§ Task objective
Your answer should be one number, the count of lines in the listing below containing the word "value".

<<<<

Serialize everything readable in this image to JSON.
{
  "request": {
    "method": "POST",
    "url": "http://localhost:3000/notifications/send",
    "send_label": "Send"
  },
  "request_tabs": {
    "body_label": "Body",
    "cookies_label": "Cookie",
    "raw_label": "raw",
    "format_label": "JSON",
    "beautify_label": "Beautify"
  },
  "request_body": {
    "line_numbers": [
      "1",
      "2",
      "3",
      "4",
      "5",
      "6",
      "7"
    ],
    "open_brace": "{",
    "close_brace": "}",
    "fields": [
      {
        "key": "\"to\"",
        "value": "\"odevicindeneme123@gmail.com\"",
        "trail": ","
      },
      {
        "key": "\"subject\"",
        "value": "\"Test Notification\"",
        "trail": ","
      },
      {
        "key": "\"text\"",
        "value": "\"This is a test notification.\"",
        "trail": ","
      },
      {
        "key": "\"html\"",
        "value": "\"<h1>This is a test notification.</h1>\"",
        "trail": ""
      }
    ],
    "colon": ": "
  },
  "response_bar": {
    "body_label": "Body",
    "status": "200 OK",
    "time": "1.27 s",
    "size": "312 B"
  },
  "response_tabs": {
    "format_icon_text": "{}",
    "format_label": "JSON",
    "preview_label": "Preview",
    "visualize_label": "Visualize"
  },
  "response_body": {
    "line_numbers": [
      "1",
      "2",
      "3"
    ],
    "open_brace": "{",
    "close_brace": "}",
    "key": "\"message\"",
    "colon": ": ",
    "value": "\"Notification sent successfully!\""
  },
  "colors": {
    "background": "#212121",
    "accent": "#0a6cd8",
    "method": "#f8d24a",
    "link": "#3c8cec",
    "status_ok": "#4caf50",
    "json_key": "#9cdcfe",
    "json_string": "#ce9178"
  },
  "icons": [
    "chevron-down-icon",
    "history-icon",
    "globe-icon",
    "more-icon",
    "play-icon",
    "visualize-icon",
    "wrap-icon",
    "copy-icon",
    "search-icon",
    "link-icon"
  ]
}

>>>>
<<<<

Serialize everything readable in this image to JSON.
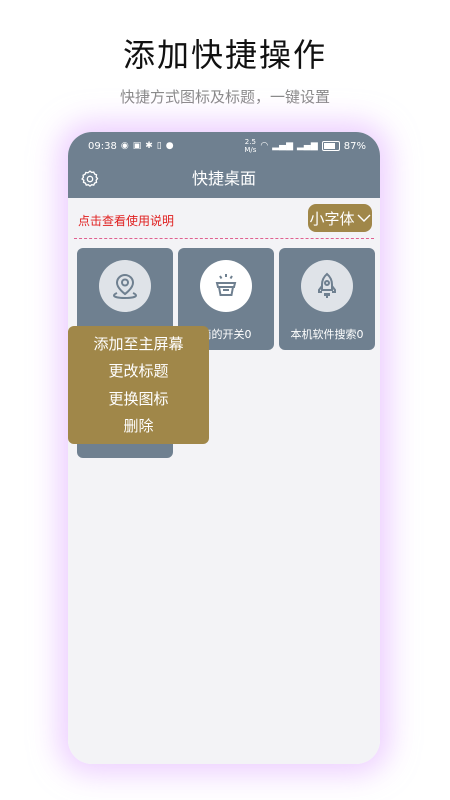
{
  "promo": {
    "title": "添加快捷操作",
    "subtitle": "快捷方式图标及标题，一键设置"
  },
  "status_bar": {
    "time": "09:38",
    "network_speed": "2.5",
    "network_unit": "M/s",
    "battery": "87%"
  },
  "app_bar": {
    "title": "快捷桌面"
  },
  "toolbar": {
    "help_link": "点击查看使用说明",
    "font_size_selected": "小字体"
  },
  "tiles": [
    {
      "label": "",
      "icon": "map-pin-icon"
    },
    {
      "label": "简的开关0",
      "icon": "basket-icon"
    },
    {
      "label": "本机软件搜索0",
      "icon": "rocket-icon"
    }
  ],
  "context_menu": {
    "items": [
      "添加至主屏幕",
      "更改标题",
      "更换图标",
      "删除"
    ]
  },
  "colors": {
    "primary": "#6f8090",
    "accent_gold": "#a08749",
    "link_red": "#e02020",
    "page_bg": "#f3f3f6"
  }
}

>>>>

§ Response to this task
5